I’ve looked past their pride and certainty that what they believe is all there is, and I see something they can’t see in themselves: genuine, deep-seated fear that it is no longer about them anymore. 

I say I am on the right side of history because if there’s one thing I know conservatives love, it is the Constitution and the founding of America. 

So, let’s go back to basics — The Seven Big Ideas, taught in every foundation American history course: Freedom, Self-Rule, Limited Government, Individualism, The American Dream, Equality, Religion. 

I prompt parental rights groups to refresh their memory on individualism and self-rule and look a transgender or nonbinary child in the eye, and say, “You are not entitled to this. You are not American.”

I fear many parents will not have a problem doing so. They are desperate to ensure the government cannot withhold information on their children from them. I cannot help but ask: Why isn’t your child opening up to you about their identity in the first place? 

I’ve heard all of the arguments, the most common being that “there are only two genders.” Statistics from The Trevor Project statistic and copious scientific evidence validate the existence of gender dysphoria, yet the gender spectrum will not matter to them. Parental rights groups deny reality and cling to the comfort of their limited experiences.

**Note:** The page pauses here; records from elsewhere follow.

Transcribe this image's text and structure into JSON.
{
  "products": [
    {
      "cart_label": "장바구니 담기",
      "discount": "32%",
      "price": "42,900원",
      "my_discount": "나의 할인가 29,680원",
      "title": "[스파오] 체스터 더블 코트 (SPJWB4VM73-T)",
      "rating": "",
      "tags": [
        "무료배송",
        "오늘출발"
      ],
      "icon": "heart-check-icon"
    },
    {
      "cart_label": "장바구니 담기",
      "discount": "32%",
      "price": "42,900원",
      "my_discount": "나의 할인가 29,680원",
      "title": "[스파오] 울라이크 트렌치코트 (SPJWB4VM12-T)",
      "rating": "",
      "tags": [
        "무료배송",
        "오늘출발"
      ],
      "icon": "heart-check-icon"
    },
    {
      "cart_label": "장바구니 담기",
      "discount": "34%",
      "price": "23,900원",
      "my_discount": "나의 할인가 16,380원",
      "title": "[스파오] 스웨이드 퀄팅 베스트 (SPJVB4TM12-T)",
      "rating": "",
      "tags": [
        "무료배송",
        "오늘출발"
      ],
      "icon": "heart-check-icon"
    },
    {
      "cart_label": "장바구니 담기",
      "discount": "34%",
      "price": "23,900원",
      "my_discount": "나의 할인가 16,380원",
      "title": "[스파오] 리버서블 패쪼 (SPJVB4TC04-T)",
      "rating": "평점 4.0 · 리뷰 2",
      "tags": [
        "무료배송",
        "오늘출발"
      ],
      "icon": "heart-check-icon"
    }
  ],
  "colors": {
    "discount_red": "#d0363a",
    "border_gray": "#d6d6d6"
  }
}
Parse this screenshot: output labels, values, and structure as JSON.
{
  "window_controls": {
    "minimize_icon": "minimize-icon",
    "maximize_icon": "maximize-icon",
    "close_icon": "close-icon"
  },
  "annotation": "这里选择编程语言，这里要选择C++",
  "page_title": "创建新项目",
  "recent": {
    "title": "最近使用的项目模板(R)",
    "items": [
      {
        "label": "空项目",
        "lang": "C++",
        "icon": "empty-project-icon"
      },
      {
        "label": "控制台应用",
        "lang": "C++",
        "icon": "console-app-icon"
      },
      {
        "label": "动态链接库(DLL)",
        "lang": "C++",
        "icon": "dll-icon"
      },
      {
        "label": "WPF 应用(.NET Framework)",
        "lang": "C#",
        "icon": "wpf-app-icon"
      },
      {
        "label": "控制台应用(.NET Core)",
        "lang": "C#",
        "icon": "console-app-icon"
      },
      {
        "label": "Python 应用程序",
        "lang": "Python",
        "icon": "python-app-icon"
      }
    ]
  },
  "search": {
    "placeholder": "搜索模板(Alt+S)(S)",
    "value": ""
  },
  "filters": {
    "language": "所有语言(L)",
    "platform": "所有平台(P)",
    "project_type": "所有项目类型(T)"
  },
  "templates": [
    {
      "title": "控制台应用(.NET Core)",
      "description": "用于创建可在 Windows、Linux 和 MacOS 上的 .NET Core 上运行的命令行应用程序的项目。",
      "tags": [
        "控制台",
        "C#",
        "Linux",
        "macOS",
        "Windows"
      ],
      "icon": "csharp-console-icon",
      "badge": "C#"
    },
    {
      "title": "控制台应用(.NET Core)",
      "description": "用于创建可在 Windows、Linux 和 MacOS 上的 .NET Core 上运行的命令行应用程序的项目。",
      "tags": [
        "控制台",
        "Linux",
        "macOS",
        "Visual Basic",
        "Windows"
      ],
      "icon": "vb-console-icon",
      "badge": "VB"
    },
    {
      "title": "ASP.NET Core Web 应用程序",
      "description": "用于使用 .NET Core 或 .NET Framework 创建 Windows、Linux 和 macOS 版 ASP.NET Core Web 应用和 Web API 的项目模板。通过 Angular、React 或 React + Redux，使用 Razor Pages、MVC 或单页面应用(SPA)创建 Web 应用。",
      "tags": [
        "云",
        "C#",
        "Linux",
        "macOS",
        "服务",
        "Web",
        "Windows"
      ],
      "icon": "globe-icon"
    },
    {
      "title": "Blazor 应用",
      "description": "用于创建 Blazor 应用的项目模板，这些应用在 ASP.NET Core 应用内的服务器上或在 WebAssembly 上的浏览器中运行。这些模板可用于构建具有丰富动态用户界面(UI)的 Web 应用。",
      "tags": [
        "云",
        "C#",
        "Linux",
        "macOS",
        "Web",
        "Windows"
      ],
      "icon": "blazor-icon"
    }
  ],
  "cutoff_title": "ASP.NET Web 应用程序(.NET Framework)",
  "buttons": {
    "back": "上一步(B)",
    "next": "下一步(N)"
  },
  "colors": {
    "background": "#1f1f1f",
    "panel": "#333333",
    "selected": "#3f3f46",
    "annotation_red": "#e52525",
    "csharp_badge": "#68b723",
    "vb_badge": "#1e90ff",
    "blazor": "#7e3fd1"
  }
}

They are so fearful of giving credence to unfamiliar identities, this statistic from the National Center for Transgender Equality will not matter to them: “Sixty-three percent of our participants experienced serious acts of discrimination—events that would have a major impact on a person’s quality of life and ability to sustain themselves financially or emotionally. Participants reported that they had faced: School bullying/harassment so bad the respondent had to drop out, teacher bullying, physical assault due to bias, sexual assault due to bias, homelessness because of gender identity/expression, denial of medical service due to bias.” 

However, these statistics can mean something to you. 

Ignorance is bliss, and these parents are aging, every day feeling their significance in history diminish because society only moves forward, not backwards. Despite legislation, LGBTQ+ people know freedom as allies support their freedom. Now that it’s known and felt, it isn’t going away. 

To those reading who are allies and aren’t vocalizing their support for their transgender and nonbinary peers loudly and proudly, now is the time to start. 

To students affected by the redaction of Policy 5756 in New Jersey, the character Mary Whitney from one of my favorite novels, “Alias Grace,” has a quote for you: 

“We didn’t lose. We just haven’t won yet.” 




Featured photo courtesy of Foreign, Commonwealth & Development Office, Flickr